WHAT YOU HAVE TO DO:
Go over the entries and report the lines where the word "structured" occurs.

##### INPUT MATERIAL

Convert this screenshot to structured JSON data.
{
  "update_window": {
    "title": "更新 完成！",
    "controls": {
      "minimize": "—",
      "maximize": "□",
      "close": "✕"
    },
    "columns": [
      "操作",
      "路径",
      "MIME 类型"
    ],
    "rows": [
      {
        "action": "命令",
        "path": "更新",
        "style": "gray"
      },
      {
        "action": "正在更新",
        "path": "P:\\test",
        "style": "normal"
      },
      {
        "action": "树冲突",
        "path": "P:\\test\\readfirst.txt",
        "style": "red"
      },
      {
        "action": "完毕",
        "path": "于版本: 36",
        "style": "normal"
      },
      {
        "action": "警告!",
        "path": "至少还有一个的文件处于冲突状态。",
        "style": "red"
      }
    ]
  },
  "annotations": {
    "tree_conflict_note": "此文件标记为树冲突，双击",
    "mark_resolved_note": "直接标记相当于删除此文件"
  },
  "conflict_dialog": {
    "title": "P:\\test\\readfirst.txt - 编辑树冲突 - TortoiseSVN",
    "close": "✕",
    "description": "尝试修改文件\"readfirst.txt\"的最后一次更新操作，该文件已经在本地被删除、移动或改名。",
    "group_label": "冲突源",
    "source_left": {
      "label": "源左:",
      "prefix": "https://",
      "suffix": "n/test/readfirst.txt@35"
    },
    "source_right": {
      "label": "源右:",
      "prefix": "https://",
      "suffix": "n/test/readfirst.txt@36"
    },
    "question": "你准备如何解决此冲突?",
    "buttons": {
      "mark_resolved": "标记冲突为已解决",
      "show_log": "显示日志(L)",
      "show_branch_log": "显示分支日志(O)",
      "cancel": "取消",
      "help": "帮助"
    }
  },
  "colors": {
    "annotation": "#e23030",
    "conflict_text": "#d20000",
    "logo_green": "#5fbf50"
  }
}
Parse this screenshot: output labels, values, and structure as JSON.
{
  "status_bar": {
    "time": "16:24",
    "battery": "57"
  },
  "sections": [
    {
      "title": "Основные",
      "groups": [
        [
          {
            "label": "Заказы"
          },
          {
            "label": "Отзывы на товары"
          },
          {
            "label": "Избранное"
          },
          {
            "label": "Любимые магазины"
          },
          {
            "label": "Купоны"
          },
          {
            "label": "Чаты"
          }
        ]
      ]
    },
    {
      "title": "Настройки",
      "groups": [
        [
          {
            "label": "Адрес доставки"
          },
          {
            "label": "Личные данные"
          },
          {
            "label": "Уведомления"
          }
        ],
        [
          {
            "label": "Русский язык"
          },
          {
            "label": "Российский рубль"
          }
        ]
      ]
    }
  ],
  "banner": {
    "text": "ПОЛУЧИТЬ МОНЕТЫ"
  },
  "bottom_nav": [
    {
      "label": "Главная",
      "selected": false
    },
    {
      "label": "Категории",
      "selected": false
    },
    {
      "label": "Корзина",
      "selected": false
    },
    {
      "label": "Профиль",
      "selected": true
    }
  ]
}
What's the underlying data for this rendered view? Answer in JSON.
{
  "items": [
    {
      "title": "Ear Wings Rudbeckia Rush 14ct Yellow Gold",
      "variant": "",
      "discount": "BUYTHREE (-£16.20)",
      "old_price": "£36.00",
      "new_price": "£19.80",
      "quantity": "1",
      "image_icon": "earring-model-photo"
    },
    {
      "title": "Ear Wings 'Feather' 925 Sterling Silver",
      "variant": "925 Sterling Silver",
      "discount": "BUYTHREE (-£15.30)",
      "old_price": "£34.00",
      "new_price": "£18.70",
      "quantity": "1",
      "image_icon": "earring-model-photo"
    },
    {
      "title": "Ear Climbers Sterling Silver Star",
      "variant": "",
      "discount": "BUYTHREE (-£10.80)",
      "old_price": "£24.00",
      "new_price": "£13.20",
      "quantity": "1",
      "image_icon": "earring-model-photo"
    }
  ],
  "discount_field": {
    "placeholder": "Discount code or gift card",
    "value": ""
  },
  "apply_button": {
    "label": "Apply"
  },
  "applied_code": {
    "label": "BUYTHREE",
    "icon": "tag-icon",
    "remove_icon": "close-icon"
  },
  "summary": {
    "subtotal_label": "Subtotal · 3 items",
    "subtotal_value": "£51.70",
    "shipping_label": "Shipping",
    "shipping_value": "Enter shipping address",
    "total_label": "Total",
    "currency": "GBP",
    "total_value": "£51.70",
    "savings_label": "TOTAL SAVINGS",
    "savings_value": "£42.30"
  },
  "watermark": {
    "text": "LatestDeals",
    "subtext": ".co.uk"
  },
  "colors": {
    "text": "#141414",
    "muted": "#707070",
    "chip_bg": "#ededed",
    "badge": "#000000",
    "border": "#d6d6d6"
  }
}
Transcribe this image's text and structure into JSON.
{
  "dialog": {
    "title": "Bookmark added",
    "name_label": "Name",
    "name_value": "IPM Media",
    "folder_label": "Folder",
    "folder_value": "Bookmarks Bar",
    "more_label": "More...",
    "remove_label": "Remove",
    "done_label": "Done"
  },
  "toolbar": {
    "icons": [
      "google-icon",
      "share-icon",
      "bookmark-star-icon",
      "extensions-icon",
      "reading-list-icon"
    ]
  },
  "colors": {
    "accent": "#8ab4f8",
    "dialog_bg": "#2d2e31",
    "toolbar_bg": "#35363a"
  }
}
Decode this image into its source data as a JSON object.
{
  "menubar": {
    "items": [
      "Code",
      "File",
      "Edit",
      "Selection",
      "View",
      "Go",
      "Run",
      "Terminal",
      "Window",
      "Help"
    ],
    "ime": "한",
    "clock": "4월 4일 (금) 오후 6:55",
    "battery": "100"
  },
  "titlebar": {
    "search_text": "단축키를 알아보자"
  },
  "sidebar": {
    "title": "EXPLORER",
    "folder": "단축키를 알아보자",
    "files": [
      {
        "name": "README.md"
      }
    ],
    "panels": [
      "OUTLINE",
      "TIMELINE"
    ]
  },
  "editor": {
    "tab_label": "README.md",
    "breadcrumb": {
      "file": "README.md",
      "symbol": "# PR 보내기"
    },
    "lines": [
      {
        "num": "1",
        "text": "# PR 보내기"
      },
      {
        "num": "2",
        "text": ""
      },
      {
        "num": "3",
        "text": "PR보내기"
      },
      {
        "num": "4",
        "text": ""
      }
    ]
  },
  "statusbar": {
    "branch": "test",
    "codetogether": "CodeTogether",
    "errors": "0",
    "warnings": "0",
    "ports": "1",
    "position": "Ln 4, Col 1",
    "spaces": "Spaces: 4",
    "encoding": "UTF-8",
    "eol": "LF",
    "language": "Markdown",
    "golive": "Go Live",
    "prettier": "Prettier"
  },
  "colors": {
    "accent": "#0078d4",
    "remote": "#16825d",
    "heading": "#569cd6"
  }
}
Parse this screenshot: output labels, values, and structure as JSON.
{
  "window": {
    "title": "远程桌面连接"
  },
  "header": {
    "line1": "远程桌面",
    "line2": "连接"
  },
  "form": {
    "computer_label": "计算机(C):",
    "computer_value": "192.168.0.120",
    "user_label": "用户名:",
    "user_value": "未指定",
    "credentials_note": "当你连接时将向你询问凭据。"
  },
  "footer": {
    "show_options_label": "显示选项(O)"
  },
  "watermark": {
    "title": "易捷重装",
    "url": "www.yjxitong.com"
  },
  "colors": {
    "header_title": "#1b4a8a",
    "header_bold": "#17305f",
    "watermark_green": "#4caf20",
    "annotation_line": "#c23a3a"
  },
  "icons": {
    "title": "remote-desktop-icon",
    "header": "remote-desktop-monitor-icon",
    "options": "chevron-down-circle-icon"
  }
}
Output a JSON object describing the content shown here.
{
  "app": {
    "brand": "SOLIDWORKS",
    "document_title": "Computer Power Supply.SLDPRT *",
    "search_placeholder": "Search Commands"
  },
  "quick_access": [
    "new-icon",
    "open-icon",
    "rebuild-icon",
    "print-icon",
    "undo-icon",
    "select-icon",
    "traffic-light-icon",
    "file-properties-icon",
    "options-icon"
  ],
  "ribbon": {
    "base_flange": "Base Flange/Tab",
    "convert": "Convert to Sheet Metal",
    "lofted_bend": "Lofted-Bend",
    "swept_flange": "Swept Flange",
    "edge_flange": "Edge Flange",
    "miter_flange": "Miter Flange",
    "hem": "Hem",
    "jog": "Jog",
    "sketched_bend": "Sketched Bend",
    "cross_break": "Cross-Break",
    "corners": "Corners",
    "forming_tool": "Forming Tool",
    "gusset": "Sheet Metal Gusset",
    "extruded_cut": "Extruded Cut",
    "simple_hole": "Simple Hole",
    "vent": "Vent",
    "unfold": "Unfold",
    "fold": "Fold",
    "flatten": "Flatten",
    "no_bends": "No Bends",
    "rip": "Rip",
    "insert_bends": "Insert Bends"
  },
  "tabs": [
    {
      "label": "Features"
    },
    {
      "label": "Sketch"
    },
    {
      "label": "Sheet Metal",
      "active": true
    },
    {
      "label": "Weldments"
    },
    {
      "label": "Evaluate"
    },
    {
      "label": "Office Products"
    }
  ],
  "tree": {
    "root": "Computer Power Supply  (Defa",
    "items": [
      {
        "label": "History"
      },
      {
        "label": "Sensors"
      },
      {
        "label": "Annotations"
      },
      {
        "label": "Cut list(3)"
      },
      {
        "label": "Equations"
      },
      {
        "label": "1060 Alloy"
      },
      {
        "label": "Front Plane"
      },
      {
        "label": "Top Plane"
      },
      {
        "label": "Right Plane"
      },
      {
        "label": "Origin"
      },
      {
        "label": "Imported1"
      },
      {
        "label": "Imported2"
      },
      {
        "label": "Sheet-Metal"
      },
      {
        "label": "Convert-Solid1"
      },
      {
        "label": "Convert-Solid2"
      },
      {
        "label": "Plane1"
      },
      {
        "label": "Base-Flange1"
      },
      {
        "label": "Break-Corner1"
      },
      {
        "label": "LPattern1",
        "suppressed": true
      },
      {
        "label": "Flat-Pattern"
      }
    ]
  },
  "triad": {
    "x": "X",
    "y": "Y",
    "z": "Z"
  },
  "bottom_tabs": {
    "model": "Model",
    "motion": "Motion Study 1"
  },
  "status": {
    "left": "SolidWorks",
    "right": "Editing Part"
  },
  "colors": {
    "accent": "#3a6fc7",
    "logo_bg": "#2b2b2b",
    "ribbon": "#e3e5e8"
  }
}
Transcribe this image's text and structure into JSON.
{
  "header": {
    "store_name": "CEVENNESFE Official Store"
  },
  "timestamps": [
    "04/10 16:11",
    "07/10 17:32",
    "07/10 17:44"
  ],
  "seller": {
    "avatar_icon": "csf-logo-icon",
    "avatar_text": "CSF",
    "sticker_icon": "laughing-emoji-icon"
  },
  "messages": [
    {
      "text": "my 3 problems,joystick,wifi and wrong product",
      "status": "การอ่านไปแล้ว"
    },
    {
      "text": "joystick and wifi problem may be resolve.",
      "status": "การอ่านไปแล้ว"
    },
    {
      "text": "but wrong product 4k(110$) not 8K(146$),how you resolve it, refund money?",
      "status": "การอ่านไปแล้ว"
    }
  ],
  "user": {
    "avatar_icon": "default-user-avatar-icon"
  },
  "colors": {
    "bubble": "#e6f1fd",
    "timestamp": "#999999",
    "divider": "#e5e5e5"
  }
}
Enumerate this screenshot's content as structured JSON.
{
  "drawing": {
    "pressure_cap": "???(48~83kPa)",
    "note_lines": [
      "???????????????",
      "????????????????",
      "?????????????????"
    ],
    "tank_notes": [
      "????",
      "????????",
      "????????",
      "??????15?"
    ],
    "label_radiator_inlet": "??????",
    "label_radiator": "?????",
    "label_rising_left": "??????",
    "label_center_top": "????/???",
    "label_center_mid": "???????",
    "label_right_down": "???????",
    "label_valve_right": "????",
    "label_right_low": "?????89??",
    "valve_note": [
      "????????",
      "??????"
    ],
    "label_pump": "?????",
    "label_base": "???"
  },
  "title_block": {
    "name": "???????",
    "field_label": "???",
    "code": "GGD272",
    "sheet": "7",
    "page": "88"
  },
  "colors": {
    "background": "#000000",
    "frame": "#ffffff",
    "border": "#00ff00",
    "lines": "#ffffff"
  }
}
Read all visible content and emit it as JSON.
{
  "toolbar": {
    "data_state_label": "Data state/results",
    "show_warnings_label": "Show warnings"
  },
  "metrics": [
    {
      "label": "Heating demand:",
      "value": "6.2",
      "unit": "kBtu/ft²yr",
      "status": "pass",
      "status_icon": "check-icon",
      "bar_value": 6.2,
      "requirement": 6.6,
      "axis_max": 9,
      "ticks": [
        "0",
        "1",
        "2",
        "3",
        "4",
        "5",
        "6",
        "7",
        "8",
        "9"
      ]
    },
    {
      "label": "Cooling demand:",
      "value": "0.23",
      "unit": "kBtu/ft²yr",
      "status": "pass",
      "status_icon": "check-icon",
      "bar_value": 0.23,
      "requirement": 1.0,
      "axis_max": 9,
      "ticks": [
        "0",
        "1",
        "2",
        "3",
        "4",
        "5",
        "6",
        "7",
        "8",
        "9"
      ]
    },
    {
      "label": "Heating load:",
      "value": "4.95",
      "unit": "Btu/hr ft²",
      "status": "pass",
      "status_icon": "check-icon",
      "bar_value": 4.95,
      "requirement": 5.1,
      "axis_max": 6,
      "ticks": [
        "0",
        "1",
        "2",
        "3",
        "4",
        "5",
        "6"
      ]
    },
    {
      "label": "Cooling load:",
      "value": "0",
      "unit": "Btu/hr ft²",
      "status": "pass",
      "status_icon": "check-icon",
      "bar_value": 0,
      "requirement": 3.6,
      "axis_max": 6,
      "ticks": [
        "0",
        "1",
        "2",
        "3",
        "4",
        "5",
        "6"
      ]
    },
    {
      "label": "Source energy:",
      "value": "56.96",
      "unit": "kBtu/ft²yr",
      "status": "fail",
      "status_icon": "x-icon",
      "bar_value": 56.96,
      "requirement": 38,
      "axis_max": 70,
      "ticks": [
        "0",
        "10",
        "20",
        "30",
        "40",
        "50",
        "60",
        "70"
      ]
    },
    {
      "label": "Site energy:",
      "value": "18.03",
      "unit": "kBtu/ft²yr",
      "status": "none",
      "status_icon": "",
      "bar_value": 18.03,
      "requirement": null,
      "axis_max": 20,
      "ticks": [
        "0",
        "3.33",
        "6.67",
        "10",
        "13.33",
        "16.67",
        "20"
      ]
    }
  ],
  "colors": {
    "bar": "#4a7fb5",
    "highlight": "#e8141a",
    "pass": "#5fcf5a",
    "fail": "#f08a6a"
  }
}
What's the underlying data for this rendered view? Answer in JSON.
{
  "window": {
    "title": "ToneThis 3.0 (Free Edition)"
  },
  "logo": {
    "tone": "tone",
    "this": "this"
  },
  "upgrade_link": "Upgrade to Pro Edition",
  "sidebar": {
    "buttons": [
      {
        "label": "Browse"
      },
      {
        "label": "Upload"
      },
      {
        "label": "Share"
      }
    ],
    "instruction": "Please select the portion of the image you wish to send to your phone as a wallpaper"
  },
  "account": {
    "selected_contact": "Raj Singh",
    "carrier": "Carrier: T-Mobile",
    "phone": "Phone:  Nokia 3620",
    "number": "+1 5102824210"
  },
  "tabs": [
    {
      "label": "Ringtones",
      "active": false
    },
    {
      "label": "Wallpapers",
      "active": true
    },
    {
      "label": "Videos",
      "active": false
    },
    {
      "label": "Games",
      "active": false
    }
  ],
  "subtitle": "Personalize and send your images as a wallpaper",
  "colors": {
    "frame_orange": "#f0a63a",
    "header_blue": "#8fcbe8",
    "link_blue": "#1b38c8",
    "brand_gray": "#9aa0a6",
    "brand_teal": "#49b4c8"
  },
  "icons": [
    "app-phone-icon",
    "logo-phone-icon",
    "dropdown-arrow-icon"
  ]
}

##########

TASK RESPONSE:
Convert this screenshot to structured JSON data.
Enumerate this screenshot's content as structured JSON.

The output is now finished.